Truthfully, what we're dealing here in each level is with several faucets that will spill a certain number of colored elements (locomotives). You must direct these locomotives to their correct recipients by laying out tracks.
The first few levels are absurdly simple. But keep at it, and you'll soon be facing stompingly complex scenarios. As the developer indicates, you'll be thankful for having the chance to accustom yourself with how everything works before the real puzzles come up. Also in support of this induction method is the tutorial system, which is exceptionally well designed. The different concepts are not explained all at once but are well spread throughout the sixty levels.
The elements that you will have to juggle while playing Trainyard Express are visual programming, synchronization, and color theory.
Trains come in different colors, and while the initial levels don't care too much about this fact, in the later ones, terminal points (which are colored) will require that you bring in matching locomotives. Also, in case you don't have the correct ones, you will have to mix and match to obtain the right ones using the basic mixing rules for secondary and tertiary colors. Isn't that exciting?!
I could rave on about how well these ideas are implemented into this tight puzzle game, but the sad truth is that the sixty levels of Trainyard Express come and go rather quick. However, for a price of a coffee, you can purchase Trainyard, which comes with a hundred and fifty more levels and includes a new game mechanic.
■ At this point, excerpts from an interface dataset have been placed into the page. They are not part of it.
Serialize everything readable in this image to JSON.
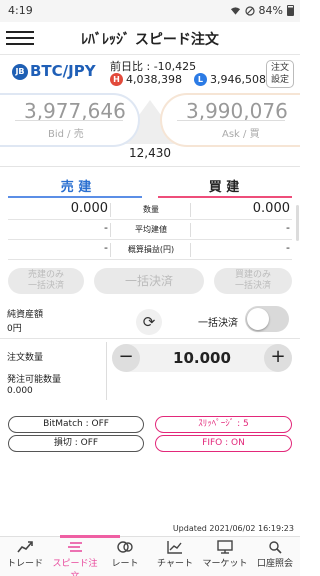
{
  "status_bar": {
    "time": "4:19",
    "battery": "84%"
  },
  "app_bar": {
    "title": "ﾚﾊﾞﾚｯｼﾞ スピード注文"
  },
  "symbol": {
    "icon_text": "JB",
    "name": "BTC/JPY",
    "change_label": "前日比 : -10,425",
    "high_badge": "H",
    "high": "4,038,398",
    "low_badge": "L",
    "low": "3,946,508",
    "settings_line1": "注文",
    "settings_line2": "設定"
  },
  "prices": {
    "bid": "3,977,646",
    "bid_label": "Bid / 売",
    "ask": "3,990,076",
    "ask_label": "Ask / 買",
    "spread": "12,430"
  },
  "tabs": {
    "sell": "売 建",
    "buy": "買 建"
  },
  "position_rows": [
    {
      "label": "数量",
      "sell": "0.000",
      "buy": "0.000"
    },
    {
      "label": "平均建値",
      "sell": "-",
      "buy": "-"
    },
    {
      "label": "概算損益(円)",
      "sell": "-",
      "buy": "-"
    }
  ],
  "settle_buttons": {
    "sell_only_1": "売建のみ",
    "sell_only_2": "一括決済",
    "bulk": "一括決済",
    "buy_only_1": "買建のみ",
    "buy_only_2": "一括決済"
  },
  "margin": {
    "label": "純資産額",
    "value": "0円"
  },
  "bulk_toggle_label": "一括決済",
  "order": {
    "qty_label": "注文数量",
    "qty_value": "10.000",
    "available_label": "発注可能数量",
    "available_value": "0.000",
    "minus": "−",
    "plus": "+"
  },
  "pills": {
    "bitmatch": "BitMatch : OFF",
    "slippage": "ｽﾘｯﾍﾟｰｼﾞ : 5",
    "stoploss": "損切 : OFF",
    "fifo": "FIFO : ON"
  },
  "updated": "Updated   2021/06/02  16:19:23",
  "nav": [
    {
      "label": "トレード",
      "icon": "trade-icon"
    },
    {
      "label": "スピード注文",
      "icon": "speed-order-icon"
    },
    {
      "label": "レート",
      "icon": "rate-icon"
    },
    {
      "label": "チャート",
      "icon": "chart-icon"
    },
    {
      "label": "マーケット",
      "icon": "market-icon"
    },
    {
      "label": "口座照会",
      "icon": "account-icon"
    }
  ],
  "colors": {
    "accent_blue": "#2a6fd0",
    "accent_pink": "#e2287a",
    "high_red": "#e24a3b",
    "low_blue": "#2c7be5"
  }
}
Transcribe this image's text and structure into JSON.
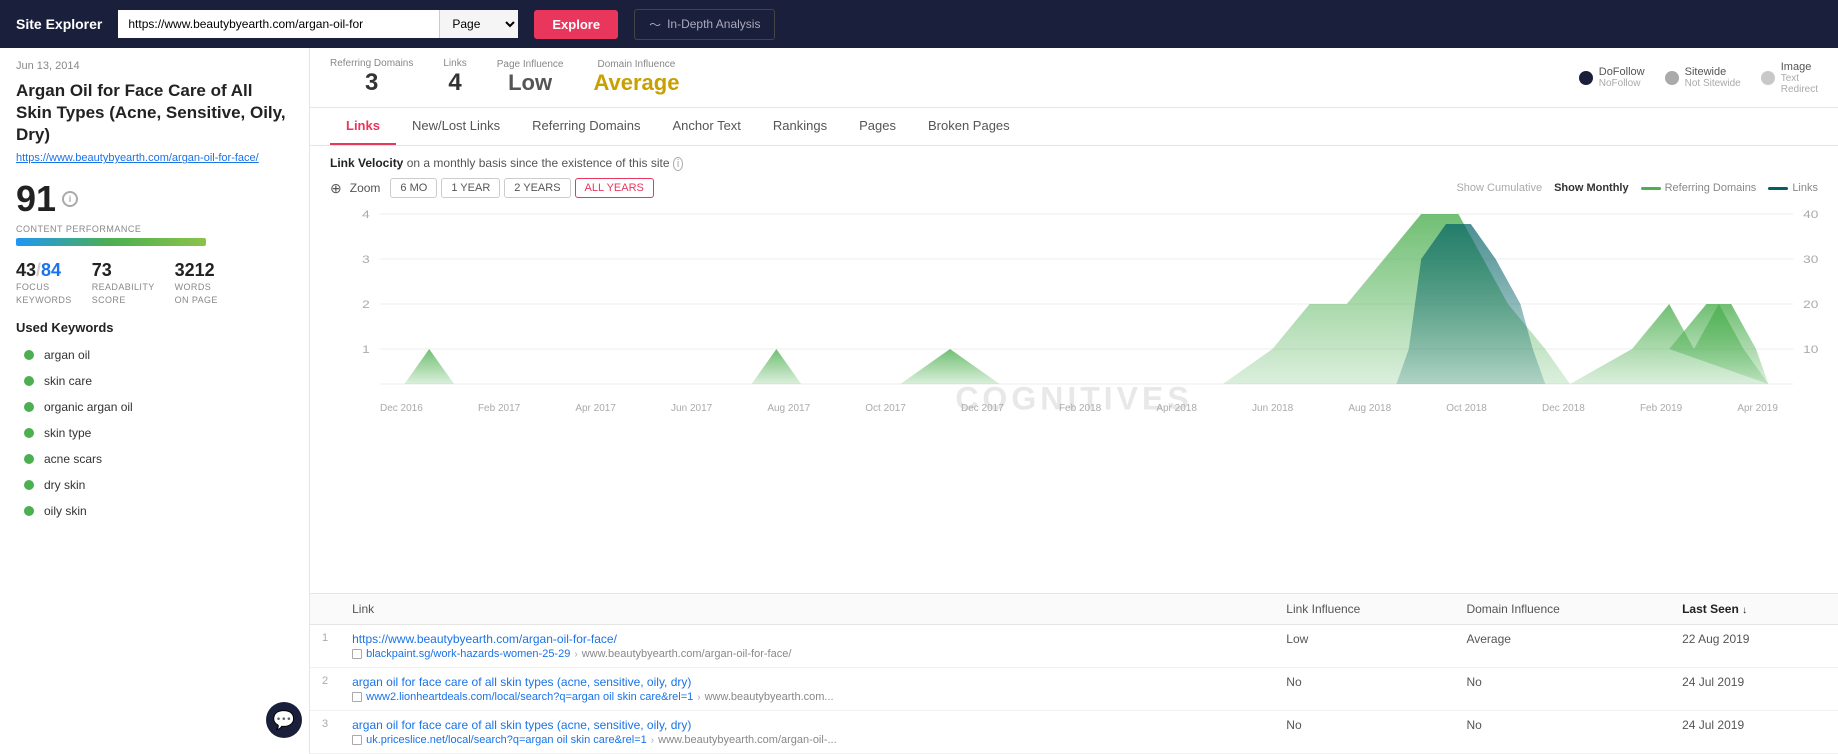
{
  "topbar": {
    "site_explorer_label": "Site Explorer",
    "url_value": "https://www.beautybyearth.com/argan-oil-for",
    "page_select": "Page",
    "explore_btn": "Explore",
    "in_depth_btn": "In-Depth Analysis"
  },
  "sidebar": {
    "date": "Jun 13, 2014",
    "title": "Argan Oil for Face Care of All Skin Types (Acne, Sensitive, Oily, Dry)",
    "url": "https://www.beautybyearth.com/argan-oil-for-face/",
    "perf_score": "91",
    "content_perf_label": "CONTENT PERFORMANCE",
    "focus_keywords": "43",
    "focus_keywords_total": "84",
    "readability_score": "73",
    "words_on_page": "3212",
    "focus_label": "FOCUS\nKEYWORDS",
    "readability_label": "READABILITY\nSCORE",
    "words_label": "WORDS\nON PAGE",
    "used_keywords_label": "Used Keywords",
    "keywords": [
      {
        "text": "argan oil"
      },
      {
        "text": "skin care"
      },
      {
        "text": "organic argan oil"
      },
      {
        "text": "skin type"
      },
      {
        "text": "acne scars"
      },
      {
        "text": "dry skin"
      },
      {
        "text": "oily skin"
      }
    ]
  },
  "statsbar": {
    "referring_domains_label": "Referring Domains",
    "referring_domains_value": "3",
    "links_label": "Links",
    "links_value": "4",
    "page_influence_label": "Page Influence",
    "page_influence_value": "Low",
    "domain_influence_label": "Domain Influence",
    "domain_influence_value": "Average",
    "dofollow_label": "DoFollow",
    "nofollow_label": "NoFollow",
    "sitewide_label": "Sitewide",
    "not_sitewide_label": "Not Sitewide",
    "image_label": "Image",
    "text_label": "Text",
    "redirect_label": "Redirect"
  },
  "tabs": [
    {
      "label": "Links",
      "active": true
    },
    {
      "label": "New/Lost Links",
      "active": false
    },
    {
      "label": "Referring Domains",
      "active": false
    },
    {
      "label": "Anchor Text",
      "active": false
    },
    {
      "label": "Rankings",
      "active": false
    },
    {
      "label": "Pages",
      "active": false
    },
    {
      "label": "Broken Pages",
      "active": false
    }
  ],
  "chart": {
    "title": "Link Velocity",
    "subtitle": "on a monthly basis since the existence of this site",
    "zoom_btns": [
      "6 MO",
      "1 YEAR",
      "2 YEARS",
      "ALL YEARS"
    ],
    "active_zoom": "ALL YEARS",
    "show_cumulative": "Show Cumulative",
    "show_monthly": "Show Monthly",
    "legend_referring": "Referring Domains",
    "legend_links": "Links",
    "watermark": "COGNITIVES",
    "y_left_labels": [
      "4",
      "3",
      "2",
      "1"
    ],
    "y_right_labels": [
      "40",
      "30",
      "20",
      "10"
    ],
    "x_labels": [
      "Dec 2016",
      "Feb 2017",
      "Apr 2017",
      "Jun 2017",
      "Aug 2017",
      "Oct 2017",
      "Dec 2017",
      "Feb 2018",
      "Apr 2018",
      "Jun 2018",
      "Aug 2018",
      "Oct 2018",
      "Dec 2018",
      "Feb 2019",
      "Apr 2019"
    ]
  },
  "table": {
    "col_link": "Link",
    "col_link_influence": "Link Influence",
    "col_domain_influence": "Domain Influence",
    "col_last_seen": "Last Seen",
    "rows": [
      {
        "num": "1",
        "link_text": "https://www.beautybyearth.com/argan-oil-for-face/",
        "source_url": "blackpaint.sg/work-hazards-women-25-29",
        "dest_url": "www.beautybyearth.com/argan-oil-for-face/",
        "link_influence": "Low",
        "domain_influence": "Average",
        "last_seen": "22 Aug 2019"
      },
      {
        "num": "2",
        "link_text": "argan oil for face care of all skin types (acne, sensitive, oily, dry)",
        "source_url": "www2.lionheartdeals.com/local/search?q=argan oil skin care&rel=1",
        "dest_url": "www.beautybyearth.com...",
        "link_influence": "No",
        "domain_influence": "No",
        "last_seen": "24 Jul 2019"
      },
      {
        "num": "3",
        "link_text": "argan oil for face care of all skin types (acne, sensitive, oily, dry)",
        "source_url": "uk.priceslice.net/local/search?q=argan oil skin care&rel=1",
        "dest_url": "www.beautybyearth.com/argan-oil-...",
        "link_influence": "No",
        "domain_influence": "No",
        "last_seen": "24 Jul 2019"
      }
    ]
  }
}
Trainyard Express feels like a well-designed appetizer. It contains many thought-provoking and satisfying levels, but solving them is so much fun that the game feels too short at the end of it - unless you get the full Trainyard game. In this respect, Trainyard Express is the best kind of demo app that I have ever played.